You'd think that since they know that they're going to get fed once I clip them to the fence that the little buggers would be thrilled for me to do so. But no. They run away from me like I'm the devil herself.
After getting almost everyone clipped up, I went looking for the two remaining stragglers; Lily and her daughter from last year, Clover. I finally ran Lily down but Clover, who is normally one of the more cooperative goats when it comes to feeding time, wasn't around. So I did a once-around the barn and saw her under the new lean-to.
With a kid on the ground.
Of course, I was going to meet up with a friend in town right after feeding the goats. Not so much happening now.
I immediately yelled for Paul (and went into my usual semi-panic mode) and went into the barn to collect towels from the kidding kit, which of course, hadn't been re-supplied since the last surprise kidding two days earlier. I found a few unsoiled towels and wiped the dirt off the new addition.

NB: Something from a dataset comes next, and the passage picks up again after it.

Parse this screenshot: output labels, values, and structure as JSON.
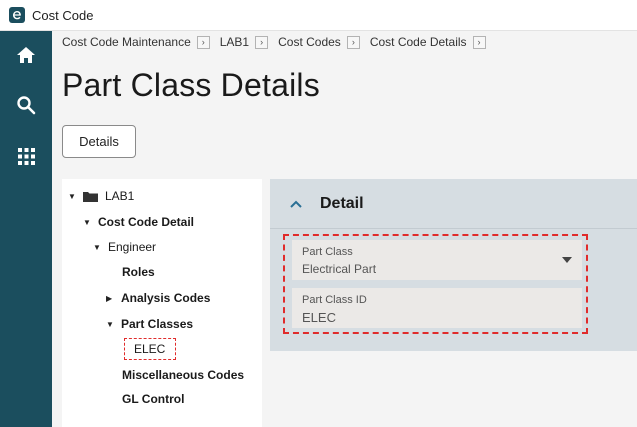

Clover had totally cleaned her kid off and was standing next to it. She didn't appear to have any more kids in her so we picked up the baby and coaxed Clover into one of the kidding pens. I made sure the kid was able to nurse and did a tail-flip.....a girl!! I was thrilled.
I know, I know. Every birth is a blessing yadda-yadda-yadda. And honestly, the point of us having these Boer goats is to have meat in the freezer, so I shouldn't be unhappy about bucklings, but we're still trying to build up the herd so we need more females.
Dilly kidded three days early. Clover kidded six days early. Both had very, very easy kiddings. And I wasn't able to tell, even up to just a few hours before, that they were about to kid. Same happened with Pickles and Lily last year; early and easy births.
With my dairy gals, I'm pretty much spot-on with determining when they'll kid. Which is very convenient as I can put them in the kidding stall just in time. Not so early that they mess the stall up with too much pee & poop, but not so late that I'm dragging an advanced-stage laboring goat into the pen.
These Boers are a mystery to me. I love the idea that I haven't had to really assist any of them like I do my dairy gals, but not knowing when they're gonna pop is a little annoying. Had I fed the goats an hour earlier yesterday I would haven't been there for Clover's kidding. I'm sure things would have been fine, but we were lucky that she decided to kid when it wasn't raining or storming. Or when we were both gone from the homestead for five plus hours at the auction later that evening (no, I didn't buy anything......Paul was with).
We still have to figure out the back leg issue thing going on. Fortunately, Daisy seems like a healthy little squirt. Dilly's two kids are smaller, and we're still working on one of the bucklings back legs. But everyone is eating and seemingly happy. I'll be happy when I can get them out in the goat yard. It's still going to be a few days because the yard is a poop-soup mess again and we're in the 30's at night. So until it warms up, everyone is in their goat coats.
|Our newest addition, Daisy (Clover's doeling)|
|The adopted bottle babies, Don & Joe.|
|Dilly's bucklings (the gimpy one in front).|